:: YOUR TASK ::
Copy the records exactly. Every line must match.
☆ ☆ ☆ ☆ ☆ ☆ ☆
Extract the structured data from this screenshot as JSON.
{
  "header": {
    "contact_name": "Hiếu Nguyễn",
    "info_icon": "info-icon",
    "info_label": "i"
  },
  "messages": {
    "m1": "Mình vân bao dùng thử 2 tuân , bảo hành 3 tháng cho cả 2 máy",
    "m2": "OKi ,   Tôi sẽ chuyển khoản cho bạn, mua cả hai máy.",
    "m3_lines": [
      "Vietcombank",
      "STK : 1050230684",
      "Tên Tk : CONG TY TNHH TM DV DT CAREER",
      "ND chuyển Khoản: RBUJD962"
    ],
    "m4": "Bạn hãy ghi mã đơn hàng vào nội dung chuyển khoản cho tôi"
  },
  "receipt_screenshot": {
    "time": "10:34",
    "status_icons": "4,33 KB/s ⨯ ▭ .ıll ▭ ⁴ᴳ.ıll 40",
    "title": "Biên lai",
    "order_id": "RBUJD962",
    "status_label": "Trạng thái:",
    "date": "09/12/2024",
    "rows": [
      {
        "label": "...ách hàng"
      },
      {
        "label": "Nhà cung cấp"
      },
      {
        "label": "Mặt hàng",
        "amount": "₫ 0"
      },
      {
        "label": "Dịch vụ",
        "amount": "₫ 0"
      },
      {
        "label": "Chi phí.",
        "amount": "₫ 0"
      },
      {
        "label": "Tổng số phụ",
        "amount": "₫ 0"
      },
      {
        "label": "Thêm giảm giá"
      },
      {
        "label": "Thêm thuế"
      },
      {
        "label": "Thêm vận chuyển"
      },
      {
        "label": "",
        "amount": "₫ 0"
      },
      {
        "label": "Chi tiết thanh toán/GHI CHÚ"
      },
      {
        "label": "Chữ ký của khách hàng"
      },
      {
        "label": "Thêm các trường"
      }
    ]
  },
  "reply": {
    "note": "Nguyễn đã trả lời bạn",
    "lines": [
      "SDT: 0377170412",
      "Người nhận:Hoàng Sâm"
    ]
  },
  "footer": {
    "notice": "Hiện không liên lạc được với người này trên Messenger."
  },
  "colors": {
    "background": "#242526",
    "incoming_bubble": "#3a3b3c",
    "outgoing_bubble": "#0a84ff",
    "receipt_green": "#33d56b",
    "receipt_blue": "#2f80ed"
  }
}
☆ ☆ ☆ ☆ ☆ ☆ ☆
:: EXERCISE RESULT ::
Extract the structured data from this screenshot as JSON.
{
  "header": {
    "contact_name": "Hiếu Nguyễn",
    "info_icon": "info-icon",
    "info_label": "i"
  },
  "messages": {
    "m1": "Mình vân bao dùng thử 2 tuân , bảo hành 3 tháng cho cả 2 máy",
    "m2": "OKi ,   Tôi sẽ chuyển khoản cho bạn, mua cả hai máy.",
    "m3_lines": [
      "Vietcombank",
      "STK : 1050230684",
      "Tên Tk : CONG TY TNHH TM DV DT CAREER",
      "ND chuyển Khoản: RBUJD962"
    ],
    "m4": "Bạn hãy ghi mã đơn hàng vào nội dung chuyển khoản cho tôi"
  },
  "receipt_screenshot": {
    "time": "10:34",
    "status_icons": "4,33 KB/s ⨯ ▭ .ıll ▭ ⁴ᴳ.ıll 40",
    "title": "Biên lai",
    "order_id": "RBUJD962",
    "status_label": "Trạng thái:",
    "date": "09/12/2024",
    "rows": [
      {
        "label": "...ách hàng"
      },
      {
        "label": "Nhà cung cấp"
      },
      {
        "label": "Mặt hàng",
        "amount": "₫ 0"
      },
      {
        "label": "Dịch vụ",
        "amount": "₫ 0"
      },
      {
        "label": "Chi phí.",
        "amount": "₫ 0"
      },
      {
        "label": "Tổng số phụ",
        "amount": "₫ 0"
      },
      {
        "label": "Thêm giảm giá"
      },
      {
        "label": "Thêm thuế"
      },
      {
        "label": "Thêm vận chuyển"
      },
      {
        "label": "",
        "amount": "₫ 0"
      },
      {
        "label": "Chi tiết thanh toán/GHI CHÚ"
      },
      {
        "label": "Chữ ký của khách hàng"
      },
      {
        "label": "Thêm các trường"
      }
    ]
  },
  "reply": {
    "note": "Nguyễn đã trả lời bạn",
    "lines": [
      "SDT: 0377170412",
      "Người nhận:Hoàng Sâm"
    ]
  },
  "footer": {
    "notice": "Hiện không liên lạc được với người này trên Messenger."
  },
  "colors": {
    "background": "#242526",
    "incoming_bubble": "#3a3b3c",
    "outgoing_bubble": "#0a84ff",
    "receipt_green": "#33d56b",
    "receipt_blue": "#2f80ed"
  }
}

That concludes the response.